» **Brief**
Filter these entries down to the lines that hold the word "toevoegen", and show each of them.

======== Data to use

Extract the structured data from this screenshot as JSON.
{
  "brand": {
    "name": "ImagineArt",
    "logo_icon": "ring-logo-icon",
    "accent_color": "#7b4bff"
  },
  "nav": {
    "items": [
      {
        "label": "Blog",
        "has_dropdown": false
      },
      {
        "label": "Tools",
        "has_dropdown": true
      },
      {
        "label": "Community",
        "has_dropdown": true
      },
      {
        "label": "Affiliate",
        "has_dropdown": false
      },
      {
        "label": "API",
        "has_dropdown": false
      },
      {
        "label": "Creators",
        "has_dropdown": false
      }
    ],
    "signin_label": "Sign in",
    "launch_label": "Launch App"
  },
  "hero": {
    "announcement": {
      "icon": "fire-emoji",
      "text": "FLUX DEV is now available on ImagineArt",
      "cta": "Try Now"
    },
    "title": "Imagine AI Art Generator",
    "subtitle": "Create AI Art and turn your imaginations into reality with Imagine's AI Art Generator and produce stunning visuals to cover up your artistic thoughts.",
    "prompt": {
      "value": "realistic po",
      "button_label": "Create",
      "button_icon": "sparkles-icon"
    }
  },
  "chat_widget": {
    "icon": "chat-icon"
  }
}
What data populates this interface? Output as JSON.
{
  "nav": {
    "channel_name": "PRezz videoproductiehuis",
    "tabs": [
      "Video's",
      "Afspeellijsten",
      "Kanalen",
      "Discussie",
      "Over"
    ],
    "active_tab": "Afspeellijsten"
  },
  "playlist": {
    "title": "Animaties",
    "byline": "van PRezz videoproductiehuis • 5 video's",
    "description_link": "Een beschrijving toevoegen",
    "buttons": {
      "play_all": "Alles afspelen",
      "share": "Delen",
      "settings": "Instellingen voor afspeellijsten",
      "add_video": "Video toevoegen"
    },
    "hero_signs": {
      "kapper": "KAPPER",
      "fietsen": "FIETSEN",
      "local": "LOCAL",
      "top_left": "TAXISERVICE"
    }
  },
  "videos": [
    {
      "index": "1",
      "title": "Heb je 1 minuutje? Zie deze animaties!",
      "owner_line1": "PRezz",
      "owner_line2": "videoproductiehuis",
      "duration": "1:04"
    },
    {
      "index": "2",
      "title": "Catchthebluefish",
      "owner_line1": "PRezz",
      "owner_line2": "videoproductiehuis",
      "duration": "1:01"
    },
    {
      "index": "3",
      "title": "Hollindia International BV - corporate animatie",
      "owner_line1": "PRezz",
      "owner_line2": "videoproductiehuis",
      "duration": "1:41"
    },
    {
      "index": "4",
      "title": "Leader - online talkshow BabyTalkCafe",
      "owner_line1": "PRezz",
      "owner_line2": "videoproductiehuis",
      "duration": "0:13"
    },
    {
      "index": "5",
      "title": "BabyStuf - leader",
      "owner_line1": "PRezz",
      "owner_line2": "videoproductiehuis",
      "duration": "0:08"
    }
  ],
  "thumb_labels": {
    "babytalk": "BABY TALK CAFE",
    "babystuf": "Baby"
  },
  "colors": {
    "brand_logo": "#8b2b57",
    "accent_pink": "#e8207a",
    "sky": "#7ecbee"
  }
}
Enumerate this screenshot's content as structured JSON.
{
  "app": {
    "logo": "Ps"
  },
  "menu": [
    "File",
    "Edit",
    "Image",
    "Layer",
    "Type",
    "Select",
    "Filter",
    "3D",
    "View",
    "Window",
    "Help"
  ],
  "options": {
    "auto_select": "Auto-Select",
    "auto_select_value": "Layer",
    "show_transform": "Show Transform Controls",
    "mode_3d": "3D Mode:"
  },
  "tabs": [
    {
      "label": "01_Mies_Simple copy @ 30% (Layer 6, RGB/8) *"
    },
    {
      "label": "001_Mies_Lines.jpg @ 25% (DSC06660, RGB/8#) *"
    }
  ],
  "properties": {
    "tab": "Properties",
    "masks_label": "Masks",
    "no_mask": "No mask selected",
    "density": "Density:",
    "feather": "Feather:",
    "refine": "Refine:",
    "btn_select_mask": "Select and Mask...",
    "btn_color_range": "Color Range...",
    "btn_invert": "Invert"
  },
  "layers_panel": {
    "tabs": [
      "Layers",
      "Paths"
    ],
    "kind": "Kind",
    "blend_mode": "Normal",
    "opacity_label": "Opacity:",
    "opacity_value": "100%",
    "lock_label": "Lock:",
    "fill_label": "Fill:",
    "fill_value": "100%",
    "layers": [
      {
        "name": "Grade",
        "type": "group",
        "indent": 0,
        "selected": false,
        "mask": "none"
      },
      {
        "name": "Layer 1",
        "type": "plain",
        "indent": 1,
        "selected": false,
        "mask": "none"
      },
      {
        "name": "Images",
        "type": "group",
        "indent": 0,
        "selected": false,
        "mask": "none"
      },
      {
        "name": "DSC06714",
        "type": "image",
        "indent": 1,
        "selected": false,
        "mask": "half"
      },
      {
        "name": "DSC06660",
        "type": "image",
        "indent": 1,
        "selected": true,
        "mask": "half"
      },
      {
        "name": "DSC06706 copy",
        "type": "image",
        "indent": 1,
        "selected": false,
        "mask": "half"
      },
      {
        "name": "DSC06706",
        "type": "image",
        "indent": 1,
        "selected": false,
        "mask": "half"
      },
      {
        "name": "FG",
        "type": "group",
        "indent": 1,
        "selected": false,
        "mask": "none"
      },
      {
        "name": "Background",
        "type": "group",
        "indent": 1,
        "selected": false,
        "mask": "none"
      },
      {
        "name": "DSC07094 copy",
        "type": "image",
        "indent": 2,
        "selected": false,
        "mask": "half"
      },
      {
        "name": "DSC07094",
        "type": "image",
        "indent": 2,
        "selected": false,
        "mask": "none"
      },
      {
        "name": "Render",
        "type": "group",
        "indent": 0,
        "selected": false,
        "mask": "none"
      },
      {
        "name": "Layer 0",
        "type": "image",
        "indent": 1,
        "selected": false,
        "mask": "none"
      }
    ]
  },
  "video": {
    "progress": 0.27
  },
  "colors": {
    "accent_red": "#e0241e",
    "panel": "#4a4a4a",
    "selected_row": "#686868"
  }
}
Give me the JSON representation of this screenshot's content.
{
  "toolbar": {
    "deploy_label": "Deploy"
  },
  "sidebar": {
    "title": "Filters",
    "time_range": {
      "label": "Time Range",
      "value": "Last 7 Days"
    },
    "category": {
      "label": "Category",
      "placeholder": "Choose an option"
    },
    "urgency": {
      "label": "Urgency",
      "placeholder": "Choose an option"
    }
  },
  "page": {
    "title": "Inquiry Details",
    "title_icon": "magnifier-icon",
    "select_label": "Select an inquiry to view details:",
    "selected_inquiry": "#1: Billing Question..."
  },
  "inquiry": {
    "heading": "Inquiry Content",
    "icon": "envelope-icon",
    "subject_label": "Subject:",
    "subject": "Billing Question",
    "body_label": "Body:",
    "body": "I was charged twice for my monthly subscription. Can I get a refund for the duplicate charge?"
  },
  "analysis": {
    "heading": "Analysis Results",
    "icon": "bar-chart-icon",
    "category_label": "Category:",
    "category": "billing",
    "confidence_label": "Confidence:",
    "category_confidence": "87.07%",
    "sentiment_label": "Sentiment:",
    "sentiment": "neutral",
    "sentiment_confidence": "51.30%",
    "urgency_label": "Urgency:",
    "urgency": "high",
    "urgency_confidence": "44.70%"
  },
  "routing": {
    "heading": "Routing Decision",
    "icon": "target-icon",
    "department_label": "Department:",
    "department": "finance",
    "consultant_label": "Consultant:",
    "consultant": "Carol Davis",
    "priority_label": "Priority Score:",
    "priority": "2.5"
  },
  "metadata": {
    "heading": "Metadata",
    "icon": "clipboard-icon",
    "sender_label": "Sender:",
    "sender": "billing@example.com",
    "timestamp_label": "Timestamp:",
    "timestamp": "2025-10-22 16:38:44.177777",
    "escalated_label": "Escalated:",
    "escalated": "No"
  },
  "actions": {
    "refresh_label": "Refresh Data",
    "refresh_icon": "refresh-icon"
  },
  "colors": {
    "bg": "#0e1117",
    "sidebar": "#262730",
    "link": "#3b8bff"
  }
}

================

» **Exercise answer**
    "description_link": "Een beschrijving toevoegen",
      "add_video": "Video toevoegen"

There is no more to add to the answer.